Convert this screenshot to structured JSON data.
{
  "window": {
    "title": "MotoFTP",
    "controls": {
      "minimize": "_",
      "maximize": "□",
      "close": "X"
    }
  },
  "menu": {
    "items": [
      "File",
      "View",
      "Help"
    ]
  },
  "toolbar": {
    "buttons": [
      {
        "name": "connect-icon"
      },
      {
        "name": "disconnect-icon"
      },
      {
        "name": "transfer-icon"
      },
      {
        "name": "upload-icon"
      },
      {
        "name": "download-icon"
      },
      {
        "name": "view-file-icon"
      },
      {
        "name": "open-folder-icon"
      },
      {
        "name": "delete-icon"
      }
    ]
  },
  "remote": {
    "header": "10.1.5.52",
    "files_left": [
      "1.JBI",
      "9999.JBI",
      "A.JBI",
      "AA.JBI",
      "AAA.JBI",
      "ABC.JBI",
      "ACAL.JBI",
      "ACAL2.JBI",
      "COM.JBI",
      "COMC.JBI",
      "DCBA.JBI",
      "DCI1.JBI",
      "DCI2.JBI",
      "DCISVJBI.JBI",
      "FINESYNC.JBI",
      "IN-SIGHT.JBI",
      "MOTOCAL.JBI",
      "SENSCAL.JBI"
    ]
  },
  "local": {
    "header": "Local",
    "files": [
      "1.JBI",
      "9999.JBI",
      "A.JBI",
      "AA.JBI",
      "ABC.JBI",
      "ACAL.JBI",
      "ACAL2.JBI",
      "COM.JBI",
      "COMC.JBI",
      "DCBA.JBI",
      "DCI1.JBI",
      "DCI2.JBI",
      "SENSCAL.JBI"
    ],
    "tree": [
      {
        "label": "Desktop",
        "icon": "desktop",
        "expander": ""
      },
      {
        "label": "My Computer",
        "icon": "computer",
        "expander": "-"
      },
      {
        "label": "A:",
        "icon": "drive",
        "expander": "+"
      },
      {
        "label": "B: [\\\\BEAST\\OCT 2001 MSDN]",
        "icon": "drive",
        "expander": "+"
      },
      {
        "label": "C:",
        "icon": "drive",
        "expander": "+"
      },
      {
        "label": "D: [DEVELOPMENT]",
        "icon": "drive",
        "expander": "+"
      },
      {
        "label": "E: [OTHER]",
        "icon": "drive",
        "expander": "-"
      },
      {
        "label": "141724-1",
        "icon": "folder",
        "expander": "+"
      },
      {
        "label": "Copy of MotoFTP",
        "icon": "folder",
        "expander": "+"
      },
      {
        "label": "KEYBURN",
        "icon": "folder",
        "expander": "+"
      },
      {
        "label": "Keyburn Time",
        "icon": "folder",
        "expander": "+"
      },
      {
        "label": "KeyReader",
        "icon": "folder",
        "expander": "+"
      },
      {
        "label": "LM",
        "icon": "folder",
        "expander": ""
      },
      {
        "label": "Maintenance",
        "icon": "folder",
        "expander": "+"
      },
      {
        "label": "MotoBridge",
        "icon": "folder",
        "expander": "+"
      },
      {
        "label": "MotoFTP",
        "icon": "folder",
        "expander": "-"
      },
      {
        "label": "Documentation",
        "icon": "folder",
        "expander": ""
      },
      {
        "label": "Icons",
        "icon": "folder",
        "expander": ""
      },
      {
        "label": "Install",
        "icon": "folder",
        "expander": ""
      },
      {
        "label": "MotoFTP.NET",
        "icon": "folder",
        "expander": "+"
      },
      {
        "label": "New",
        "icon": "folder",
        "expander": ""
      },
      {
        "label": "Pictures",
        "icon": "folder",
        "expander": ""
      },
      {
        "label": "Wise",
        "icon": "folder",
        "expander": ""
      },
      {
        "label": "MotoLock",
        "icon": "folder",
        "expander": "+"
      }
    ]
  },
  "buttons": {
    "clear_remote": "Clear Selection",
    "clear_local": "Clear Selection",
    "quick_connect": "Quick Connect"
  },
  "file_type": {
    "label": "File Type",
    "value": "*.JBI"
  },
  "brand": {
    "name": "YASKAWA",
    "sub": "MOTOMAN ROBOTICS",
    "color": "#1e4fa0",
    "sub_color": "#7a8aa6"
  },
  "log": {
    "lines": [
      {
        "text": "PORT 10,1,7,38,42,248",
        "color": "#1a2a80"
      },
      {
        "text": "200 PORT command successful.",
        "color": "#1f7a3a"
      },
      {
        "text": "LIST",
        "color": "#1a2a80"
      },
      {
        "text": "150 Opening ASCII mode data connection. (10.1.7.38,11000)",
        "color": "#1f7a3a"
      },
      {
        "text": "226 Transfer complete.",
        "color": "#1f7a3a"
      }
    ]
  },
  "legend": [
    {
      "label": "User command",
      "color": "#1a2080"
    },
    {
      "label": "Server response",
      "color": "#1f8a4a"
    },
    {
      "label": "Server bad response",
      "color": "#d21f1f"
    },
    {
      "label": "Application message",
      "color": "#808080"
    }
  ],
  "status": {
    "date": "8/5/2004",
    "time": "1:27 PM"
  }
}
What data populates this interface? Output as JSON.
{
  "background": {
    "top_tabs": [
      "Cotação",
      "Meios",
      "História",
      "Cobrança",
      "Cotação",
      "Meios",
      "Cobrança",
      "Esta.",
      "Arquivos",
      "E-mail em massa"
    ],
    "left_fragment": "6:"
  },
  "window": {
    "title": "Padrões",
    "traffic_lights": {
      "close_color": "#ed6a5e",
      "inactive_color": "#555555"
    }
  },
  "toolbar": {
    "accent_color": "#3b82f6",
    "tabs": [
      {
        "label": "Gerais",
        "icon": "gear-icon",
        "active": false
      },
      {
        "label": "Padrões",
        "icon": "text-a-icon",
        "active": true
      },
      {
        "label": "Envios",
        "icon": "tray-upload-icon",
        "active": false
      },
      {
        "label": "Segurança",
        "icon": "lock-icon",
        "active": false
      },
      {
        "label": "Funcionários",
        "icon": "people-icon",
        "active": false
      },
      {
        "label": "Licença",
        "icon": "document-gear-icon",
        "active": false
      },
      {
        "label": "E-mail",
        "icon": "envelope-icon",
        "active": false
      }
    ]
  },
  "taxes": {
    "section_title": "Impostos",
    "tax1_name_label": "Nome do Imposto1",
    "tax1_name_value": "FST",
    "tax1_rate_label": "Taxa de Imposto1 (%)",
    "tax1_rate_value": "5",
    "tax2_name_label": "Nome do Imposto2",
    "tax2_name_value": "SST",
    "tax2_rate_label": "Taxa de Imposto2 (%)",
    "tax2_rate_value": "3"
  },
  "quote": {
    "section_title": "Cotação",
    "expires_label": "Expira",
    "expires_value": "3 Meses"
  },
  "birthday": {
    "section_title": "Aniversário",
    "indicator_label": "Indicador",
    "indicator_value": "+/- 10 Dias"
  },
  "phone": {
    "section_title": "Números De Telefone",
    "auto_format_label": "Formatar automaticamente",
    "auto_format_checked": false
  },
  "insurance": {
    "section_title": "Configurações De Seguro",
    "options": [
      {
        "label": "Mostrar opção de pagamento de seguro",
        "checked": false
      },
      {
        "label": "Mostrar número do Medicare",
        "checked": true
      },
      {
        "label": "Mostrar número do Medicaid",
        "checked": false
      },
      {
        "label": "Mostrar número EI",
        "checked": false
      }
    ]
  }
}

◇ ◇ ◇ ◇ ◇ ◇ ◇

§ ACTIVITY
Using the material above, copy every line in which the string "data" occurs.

§ THE ANSWER
Convert this screenshot to structured JSON data.
        "text": "150 Opening ASCII mode data connection. (10.1.7.38,11000)",
What data populates this interface? Output as JSON.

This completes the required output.